Show, from the entries below, every line in which "circle" appears.
== EXCERPTED RECORDS ==
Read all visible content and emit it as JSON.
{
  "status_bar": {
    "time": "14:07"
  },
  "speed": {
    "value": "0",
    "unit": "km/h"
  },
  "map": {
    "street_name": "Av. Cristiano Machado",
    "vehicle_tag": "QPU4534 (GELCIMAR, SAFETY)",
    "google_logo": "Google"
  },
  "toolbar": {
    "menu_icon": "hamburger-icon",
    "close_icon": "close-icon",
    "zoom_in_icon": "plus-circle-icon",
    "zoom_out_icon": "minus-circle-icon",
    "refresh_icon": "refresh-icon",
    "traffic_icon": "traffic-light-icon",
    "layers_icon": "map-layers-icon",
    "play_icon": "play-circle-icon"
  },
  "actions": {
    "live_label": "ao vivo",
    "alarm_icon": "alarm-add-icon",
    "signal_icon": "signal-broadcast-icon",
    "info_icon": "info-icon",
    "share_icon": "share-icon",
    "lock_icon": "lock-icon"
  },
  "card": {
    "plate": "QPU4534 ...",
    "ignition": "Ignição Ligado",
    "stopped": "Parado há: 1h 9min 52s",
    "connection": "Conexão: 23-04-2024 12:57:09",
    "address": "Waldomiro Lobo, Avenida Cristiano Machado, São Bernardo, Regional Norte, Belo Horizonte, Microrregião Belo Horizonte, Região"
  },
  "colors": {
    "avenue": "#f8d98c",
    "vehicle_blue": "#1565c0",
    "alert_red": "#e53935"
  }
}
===
__TASK ANSWER__.
    "zoom_in_icon": "plus-circle-icon",
    "zoom_out_icon": "minus-circle-icon",
    "play_icon": "play-circle-icon"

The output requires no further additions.